Among the lines of the listing below, count those with the string "tuple". Give the number and no commentary.

= Beginning of Section =

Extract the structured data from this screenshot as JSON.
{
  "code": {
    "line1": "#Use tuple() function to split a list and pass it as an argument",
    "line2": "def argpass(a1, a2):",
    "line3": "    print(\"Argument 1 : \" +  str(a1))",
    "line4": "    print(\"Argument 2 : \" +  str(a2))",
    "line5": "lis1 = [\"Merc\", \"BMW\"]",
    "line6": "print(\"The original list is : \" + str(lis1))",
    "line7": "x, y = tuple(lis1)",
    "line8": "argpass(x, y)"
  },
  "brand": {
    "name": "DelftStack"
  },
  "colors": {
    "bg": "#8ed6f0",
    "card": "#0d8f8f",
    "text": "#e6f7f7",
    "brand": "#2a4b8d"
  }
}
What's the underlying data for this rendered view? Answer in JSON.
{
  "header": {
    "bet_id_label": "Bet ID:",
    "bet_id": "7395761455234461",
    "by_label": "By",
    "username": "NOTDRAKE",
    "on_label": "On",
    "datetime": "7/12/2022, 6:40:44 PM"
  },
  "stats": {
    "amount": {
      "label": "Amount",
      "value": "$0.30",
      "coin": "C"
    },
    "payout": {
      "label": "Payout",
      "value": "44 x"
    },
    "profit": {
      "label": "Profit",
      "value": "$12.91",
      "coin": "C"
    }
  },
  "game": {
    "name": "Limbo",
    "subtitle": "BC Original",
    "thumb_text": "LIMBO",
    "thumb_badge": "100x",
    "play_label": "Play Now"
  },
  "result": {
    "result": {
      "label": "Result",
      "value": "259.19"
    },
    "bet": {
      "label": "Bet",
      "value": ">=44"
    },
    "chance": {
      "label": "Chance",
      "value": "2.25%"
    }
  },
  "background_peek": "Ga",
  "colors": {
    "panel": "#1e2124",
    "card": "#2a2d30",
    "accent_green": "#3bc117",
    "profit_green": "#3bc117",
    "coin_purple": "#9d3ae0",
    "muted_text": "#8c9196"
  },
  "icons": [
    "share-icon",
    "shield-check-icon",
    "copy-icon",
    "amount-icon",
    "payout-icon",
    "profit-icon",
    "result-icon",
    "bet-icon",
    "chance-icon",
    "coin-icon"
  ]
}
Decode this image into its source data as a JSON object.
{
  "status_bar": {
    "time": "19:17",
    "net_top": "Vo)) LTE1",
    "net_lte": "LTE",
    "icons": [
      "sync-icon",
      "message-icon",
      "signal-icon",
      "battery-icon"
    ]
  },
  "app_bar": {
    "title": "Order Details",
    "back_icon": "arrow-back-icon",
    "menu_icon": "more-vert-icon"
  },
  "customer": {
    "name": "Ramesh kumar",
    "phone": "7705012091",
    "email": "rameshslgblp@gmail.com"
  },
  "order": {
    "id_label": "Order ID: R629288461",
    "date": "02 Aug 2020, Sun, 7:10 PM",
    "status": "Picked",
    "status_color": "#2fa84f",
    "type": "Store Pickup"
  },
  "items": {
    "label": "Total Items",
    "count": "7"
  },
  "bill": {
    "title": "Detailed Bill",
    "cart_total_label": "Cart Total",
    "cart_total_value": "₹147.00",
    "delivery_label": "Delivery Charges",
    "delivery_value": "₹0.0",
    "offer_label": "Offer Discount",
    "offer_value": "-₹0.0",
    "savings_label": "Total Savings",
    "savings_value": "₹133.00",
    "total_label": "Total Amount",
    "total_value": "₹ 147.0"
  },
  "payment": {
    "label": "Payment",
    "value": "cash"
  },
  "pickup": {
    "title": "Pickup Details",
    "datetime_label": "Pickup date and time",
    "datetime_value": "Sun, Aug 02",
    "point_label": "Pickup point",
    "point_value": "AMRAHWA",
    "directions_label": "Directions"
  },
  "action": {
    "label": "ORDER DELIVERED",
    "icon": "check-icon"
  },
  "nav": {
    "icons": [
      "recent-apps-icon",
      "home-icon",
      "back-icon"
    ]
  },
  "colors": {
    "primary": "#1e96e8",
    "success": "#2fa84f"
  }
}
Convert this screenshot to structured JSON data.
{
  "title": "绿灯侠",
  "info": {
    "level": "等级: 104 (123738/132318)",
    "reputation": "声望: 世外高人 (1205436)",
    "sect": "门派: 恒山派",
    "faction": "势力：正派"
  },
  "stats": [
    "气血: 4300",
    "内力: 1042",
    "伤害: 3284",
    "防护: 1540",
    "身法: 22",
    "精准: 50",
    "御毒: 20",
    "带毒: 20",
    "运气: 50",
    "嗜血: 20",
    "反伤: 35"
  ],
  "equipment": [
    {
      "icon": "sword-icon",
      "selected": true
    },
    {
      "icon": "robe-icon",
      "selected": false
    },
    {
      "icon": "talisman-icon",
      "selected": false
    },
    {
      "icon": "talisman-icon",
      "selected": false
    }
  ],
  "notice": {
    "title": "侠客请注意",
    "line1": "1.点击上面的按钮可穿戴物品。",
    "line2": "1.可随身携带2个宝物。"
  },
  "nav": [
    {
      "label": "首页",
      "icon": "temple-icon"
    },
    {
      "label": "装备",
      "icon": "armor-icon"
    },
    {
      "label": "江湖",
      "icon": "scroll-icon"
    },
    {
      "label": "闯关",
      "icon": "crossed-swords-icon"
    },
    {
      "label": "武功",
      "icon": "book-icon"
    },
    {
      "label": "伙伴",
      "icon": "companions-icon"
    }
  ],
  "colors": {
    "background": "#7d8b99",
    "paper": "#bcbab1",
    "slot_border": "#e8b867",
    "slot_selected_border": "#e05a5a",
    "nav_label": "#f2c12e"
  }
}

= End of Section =

The answer: 2